One of the most well-known pieces of advice for good oral health states that cutting back on sugar can reduce the risk of cavities and gum disease. That is absolutely true, but limiting your intake of the sweet stuff can be challenging, especially if you enjoy candy, soda, and other goodies. Let’s talk about the specifics of how sugar impacts oral health in Colorado Springs. We’ll also provide some tips to help you enjoy sugar without endangering your smile.
How Sugar Affects the Teeth and Gums
Sugar by itself doesn’t do anything to your teeth and gums. However, it becomes a threat when it combines with bacteria in your mouth. The bacteria consume the sugar and begin to flourish. A biofilm, called plaque, then forms on the teeth. Plaque can weaken the tooth enamel and lead to cavities. If it is left on the teeth for too long, it can harden into tartar, which is impossible to remove with at-home oral hygiene tools. The bacteria that thrive on sugar can also infect the gum tissue, leading to gingivitis or periodontitis.
Sugar’s Indirect Impact on Oral Health
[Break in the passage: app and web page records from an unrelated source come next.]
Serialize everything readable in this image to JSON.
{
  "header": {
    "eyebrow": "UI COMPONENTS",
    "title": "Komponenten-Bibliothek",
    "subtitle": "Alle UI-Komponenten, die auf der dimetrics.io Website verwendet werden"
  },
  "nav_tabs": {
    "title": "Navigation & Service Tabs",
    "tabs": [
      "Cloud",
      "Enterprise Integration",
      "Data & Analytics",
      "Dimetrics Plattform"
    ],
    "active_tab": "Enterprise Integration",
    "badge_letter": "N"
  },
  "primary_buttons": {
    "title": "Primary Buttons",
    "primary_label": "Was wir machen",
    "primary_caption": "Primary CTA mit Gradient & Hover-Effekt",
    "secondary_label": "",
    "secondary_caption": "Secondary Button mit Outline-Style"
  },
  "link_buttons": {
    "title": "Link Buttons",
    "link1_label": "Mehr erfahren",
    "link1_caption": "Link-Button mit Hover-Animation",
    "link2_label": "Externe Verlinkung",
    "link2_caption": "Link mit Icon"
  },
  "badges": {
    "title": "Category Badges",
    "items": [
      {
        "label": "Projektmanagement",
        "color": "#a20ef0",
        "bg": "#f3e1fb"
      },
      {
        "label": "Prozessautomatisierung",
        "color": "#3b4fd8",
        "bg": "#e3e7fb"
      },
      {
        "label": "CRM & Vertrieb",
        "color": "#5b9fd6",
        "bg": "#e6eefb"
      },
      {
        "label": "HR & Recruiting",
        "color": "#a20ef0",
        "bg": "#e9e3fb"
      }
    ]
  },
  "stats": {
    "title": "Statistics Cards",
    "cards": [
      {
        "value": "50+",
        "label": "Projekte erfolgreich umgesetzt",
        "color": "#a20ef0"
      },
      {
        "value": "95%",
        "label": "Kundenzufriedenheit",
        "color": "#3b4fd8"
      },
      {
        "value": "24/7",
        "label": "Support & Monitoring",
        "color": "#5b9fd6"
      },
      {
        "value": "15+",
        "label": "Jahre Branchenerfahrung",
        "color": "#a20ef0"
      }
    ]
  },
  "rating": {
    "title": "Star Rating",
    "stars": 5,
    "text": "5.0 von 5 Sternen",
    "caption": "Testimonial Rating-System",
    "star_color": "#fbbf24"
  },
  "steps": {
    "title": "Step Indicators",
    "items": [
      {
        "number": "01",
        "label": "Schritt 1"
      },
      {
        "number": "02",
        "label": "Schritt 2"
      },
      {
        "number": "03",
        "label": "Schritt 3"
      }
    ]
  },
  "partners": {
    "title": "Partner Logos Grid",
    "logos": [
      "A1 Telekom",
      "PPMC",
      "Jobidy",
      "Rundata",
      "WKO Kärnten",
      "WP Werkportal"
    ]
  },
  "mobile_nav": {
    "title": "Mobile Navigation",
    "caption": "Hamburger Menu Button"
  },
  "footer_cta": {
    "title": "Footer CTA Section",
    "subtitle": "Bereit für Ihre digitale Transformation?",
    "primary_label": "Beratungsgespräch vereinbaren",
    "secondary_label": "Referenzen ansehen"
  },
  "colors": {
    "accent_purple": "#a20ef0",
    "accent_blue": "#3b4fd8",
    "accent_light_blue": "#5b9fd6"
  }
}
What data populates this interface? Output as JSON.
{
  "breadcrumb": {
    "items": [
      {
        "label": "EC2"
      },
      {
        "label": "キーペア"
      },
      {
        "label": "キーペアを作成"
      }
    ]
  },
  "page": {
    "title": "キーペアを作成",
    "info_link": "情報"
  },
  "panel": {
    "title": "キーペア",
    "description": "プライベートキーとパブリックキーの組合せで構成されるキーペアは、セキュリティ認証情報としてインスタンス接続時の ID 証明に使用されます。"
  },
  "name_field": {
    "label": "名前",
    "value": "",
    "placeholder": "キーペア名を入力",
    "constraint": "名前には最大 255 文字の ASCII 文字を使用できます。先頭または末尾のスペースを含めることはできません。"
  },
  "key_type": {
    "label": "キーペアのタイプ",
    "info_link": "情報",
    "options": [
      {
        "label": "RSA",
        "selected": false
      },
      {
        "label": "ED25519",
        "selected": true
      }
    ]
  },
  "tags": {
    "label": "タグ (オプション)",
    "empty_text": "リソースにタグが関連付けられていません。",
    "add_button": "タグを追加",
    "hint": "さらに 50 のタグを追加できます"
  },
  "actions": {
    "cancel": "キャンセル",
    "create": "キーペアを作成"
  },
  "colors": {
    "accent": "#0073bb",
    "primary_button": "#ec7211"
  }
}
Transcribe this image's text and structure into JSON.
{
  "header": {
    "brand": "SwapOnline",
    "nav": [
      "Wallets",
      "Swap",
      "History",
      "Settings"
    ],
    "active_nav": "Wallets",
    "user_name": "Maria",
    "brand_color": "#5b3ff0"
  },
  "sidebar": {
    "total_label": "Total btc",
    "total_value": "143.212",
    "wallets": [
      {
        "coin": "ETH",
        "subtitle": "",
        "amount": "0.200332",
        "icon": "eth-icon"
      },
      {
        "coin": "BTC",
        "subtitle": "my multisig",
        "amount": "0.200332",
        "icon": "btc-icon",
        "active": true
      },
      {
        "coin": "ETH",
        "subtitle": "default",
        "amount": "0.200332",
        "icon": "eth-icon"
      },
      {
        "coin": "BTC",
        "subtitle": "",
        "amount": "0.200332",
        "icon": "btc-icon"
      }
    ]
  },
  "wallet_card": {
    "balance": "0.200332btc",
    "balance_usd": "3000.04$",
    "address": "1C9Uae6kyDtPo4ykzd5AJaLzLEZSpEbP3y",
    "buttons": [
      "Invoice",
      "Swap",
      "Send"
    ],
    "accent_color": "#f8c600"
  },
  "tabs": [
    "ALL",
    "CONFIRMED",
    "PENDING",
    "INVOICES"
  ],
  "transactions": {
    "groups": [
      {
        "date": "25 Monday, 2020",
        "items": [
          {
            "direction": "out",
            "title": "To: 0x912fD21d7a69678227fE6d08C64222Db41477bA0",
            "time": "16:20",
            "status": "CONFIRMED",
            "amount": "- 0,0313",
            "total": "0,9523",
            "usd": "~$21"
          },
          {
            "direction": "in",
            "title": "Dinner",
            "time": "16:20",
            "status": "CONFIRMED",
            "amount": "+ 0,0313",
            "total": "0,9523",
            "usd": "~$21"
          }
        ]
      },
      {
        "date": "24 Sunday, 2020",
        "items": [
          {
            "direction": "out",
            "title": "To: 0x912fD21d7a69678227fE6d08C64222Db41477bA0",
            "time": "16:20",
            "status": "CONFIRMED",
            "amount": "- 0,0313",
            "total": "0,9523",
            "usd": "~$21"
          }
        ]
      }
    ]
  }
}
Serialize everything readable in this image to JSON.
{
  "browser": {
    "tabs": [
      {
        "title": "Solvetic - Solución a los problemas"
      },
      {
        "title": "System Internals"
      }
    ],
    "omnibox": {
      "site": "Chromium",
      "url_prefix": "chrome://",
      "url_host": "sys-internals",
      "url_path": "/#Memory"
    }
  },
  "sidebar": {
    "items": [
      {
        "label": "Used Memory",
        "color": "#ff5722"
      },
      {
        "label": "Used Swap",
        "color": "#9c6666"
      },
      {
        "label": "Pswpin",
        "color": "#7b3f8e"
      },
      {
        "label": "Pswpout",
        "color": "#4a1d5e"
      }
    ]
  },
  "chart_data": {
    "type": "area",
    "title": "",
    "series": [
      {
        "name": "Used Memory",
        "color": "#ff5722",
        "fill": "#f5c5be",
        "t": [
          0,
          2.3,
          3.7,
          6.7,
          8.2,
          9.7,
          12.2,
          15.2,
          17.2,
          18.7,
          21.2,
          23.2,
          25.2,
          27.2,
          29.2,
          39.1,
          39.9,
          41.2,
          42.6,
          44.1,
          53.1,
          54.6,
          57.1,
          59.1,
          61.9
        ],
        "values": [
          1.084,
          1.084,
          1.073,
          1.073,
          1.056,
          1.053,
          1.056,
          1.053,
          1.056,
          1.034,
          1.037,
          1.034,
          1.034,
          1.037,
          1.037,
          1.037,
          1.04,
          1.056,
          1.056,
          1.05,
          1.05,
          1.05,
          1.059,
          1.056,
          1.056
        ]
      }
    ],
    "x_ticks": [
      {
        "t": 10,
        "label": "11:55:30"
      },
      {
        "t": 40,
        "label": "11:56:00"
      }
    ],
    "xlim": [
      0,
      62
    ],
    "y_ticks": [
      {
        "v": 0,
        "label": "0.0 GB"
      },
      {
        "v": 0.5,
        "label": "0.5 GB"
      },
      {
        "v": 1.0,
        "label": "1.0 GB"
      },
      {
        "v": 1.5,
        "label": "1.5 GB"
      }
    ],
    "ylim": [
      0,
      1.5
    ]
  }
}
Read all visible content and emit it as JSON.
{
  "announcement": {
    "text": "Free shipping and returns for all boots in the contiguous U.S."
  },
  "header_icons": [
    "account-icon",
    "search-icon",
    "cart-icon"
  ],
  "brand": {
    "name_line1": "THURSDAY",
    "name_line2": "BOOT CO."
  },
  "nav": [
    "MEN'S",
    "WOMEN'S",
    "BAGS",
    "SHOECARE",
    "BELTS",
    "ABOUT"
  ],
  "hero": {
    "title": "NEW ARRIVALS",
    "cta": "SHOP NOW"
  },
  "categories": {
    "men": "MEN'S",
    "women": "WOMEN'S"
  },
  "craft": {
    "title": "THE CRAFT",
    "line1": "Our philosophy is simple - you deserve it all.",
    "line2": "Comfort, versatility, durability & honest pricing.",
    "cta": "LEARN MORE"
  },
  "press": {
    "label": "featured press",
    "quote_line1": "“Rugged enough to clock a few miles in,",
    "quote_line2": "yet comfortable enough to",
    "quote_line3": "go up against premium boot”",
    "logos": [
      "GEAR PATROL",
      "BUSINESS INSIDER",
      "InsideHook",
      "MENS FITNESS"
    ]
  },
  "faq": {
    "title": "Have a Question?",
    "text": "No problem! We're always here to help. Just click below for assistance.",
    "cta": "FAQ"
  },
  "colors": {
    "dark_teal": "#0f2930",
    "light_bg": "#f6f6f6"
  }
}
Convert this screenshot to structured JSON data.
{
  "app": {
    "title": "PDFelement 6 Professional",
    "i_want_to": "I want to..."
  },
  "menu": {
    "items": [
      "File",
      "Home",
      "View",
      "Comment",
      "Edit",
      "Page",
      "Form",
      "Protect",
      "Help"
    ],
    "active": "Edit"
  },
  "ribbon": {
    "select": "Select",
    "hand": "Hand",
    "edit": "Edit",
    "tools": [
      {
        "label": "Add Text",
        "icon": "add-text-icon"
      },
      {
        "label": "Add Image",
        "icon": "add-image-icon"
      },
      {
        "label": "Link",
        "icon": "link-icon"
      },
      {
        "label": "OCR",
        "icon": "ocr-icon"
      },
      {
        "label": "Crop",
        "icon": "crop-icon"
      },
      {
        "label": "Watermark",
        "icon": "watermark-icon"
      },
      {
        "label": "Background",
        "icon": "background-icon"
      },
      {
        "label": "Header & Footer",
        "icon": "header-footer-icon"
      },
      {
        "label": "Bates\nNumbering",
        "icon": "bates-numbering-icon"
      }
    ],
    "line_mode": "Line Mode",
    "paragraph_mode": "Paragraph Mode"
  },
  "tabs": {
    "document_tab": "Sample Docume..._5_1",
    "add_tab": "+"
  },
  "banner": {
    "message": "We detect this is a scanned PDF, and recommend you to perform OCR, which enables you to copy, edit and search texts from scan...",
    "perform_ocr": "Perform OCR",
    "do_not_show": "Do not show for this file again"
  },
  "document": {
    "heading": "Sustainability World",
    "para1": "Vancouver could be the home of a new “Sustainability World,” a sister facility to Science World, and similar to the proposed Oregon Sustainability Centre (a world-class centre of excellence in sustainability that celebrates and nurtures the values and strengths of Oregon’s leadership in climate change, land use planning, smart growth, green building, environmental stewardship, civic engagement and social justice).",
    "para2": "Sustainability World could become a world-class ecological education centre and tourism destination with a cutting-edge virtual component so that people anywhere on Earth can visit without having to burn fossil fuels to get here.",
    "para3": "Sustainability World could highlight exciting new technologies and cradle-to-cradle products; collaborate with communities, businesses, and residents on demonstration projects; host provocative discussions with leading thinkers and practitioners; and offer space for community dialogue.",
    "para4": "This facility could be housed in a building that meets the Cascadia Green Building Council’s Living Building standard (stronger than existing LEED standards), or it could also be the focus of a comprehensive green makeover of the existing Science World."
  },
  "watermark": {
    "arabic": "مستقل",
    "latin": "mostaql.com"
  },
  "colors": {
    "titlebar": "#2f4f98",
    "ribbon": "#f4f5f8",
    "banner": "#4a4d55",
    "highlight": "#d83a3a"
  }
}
Overconsumption of sugar across a lengthy period of time can lead to a range of issues that adversely affect oral health. For example, a diet high in sugar and starches increases the risk of type 2 diabetes, which is strongly associated with gum disease. It can also contribute to a dry mouth, and a dry mouth is dangerous because without enough saliva to rinse away bacteria and food particles, the risk of cavities increases.
Should You Stop Eating Sugar?
While reducing your sugar intake would be a smart move for your oral health, you don’t have to completely cut it out of your life. Here are a few tips to protect your teeth and gums:
- Remember that not all sugary foods and drinks are the same. In most cases, added sugars (those placed into food for extra flavor) are much worse than natural sugars. It is generally safer to snack on a sweet piece of fruit than to sip on a soda.
- It’s better to eat your sugar all at once. A piece of cake after dinner may be better for your teeth than several small candies consumed throughout the day. This is because each new bite of sugar begins an “acid attack” on your teeth. Eating your sugar within a short period of time limits your mouth’s exposure to acid and bacteria.
- Drink water. Sipping on water after you consume something sugary can help to rinse away bacteria and food particles in your mouth.
- Brush your teeth. About 30 – 60 minutes after you eat something sugary, brush your teeth to remove any new plaque that has formed.
Sugar is bad for your oral health, but if you enjoy sweet treats, you don’t have to stop consuming them altogether. A few simple precautions can protect your smile!
Meet the Dentist
Dr. Erick Anderson is a general dentist in Colorado Springs with more than 25 years of experience. He and our team are always happy to provide advice on how our patients can adjust their eating habits to improve their oral health. To learn more about how we may be able to serve you, contact us at 719-593-0988.